• Great Salt Lake Exploration Platform
    Steven Badgett & Chris Taylor

Great Salt Lake Exploration Platform, north arm of the Great Salt Lake, May 30, 2015. Photo: Center for Land Use Interpretation.

The Great Salt Lake Exploration Platform (GSLEP) will allow visual and performative research to occur within the vastly under explored landscape of the Great Salt Lake. It will enable people to spend periods of time on the lake to examine issues as broad as environmental indicators, perceptual limits, diverse land use, and cultural history from a unique and untapped perspective. It can be difficult to imagine unexploited sites of exploration. The remoteness of the Antarctic, the Eurasian Steppe, and Sub-Saharan Africa have been challenged by the increasing ability of media to access sites, along with new technologies  such as remote sensing. Despite these new and outstanding tools, much remains to be examined in our own backyards. The potency of primary research—first-person truth on the ground—remains paramount for architects, artists, and culture-workers operating among the complex realities of the built environment. The Great Salt Lake Desert is America's backyard: collecting land-uses, building programs, and expounding material history expelled from other parts of the country. The Great Salt Lake is the lowest and most remote portion of this desert—our nation's entropic sink.

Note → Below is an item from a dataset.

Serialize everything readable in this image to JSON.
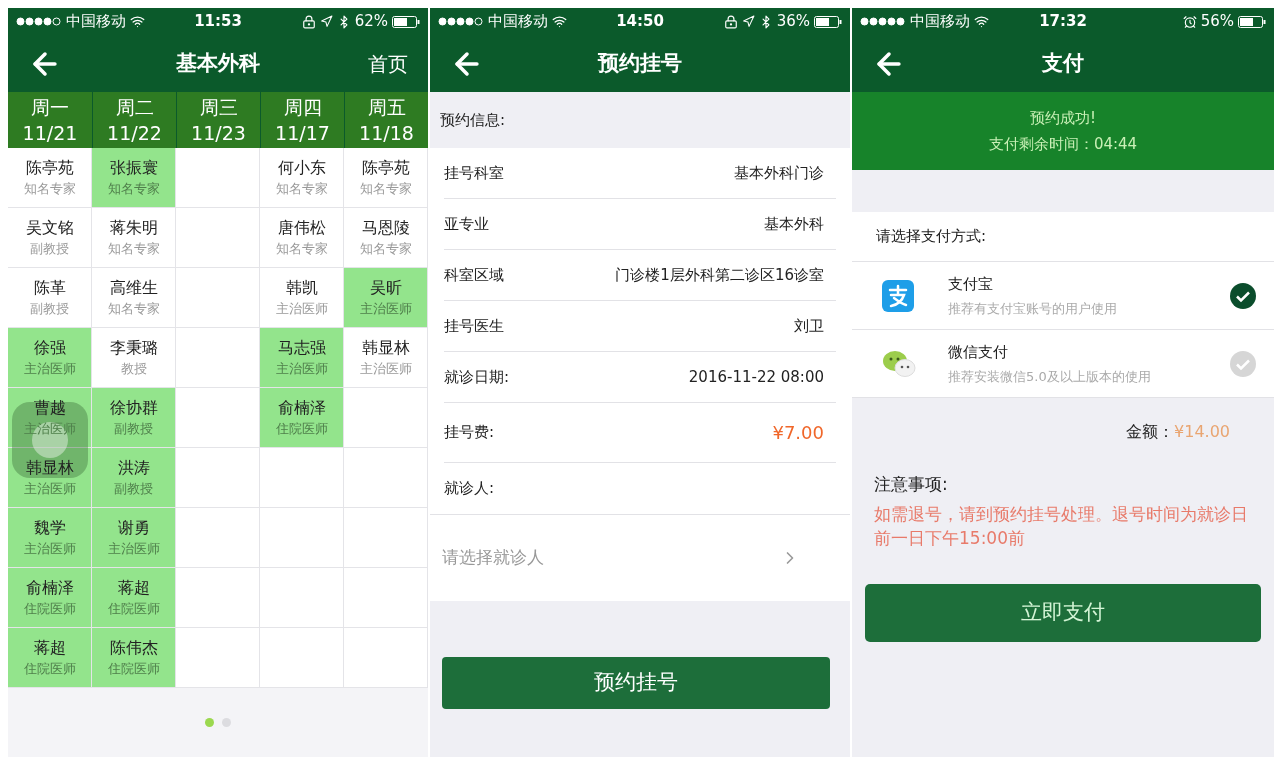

As a fundamentally inhospitable landscape (no fish live there), it holds unique and extreme architectural challenges for even temporary occupation.

The GSLEP will enable people to remain upon the Great Salt Lake for determinate durations of time, and it will include necessary life support and a research infrastructure (shade, fresh water, food and waste storage, solar power, communications, and evacuation provisions), designed to maximize potential. The GSLEP with be designed and built by a collaboration between Chris Taylor and Steve Badgett, and once operational, it will be available to the Center for Land Use Interpretation's Wendover residents and other researchers interested in operating on the lake.

Steve Badgett holds a BFA from the University of Illinois, and works as an independent artist on commissions, lectures, projects, and collaborative activities. He is a founding member and primary operator of the SIMPARCH collaborative. The ethos of SIMPARCH has been to create armatures for social interaction through experimentation with materials and design. His practice often involves production of large-scale functional environments that examine building practices, alternative technologies, and site specificity.

Chris Taylor is an architect, educator, and director of Land Arts of the American West at Texas Tech University. He began developing Land Arts in 2001 as a semester abroad in our own backyard to investigate the intersection of human construction and the evolving shape of the planet. The books Land Arts of the American West and Incubo Atacama Lab chronicle the evolution of his field research operating across the arid lands of the Americas. He has lectured at places such as Yale University in New Haven, Parsons The New School for Design in New York, Tyler School of Art in Philadelphia, and Universidad Catolica in Santiago de Chile. He was awarded the Steedman Traveling Fellowship by Washington University and spent 1998 mapping the space between buildings, water, and sky in Venice, Italy. Taylor studied architecture at the University of Florida and the Graduate School of Design at Harvard University.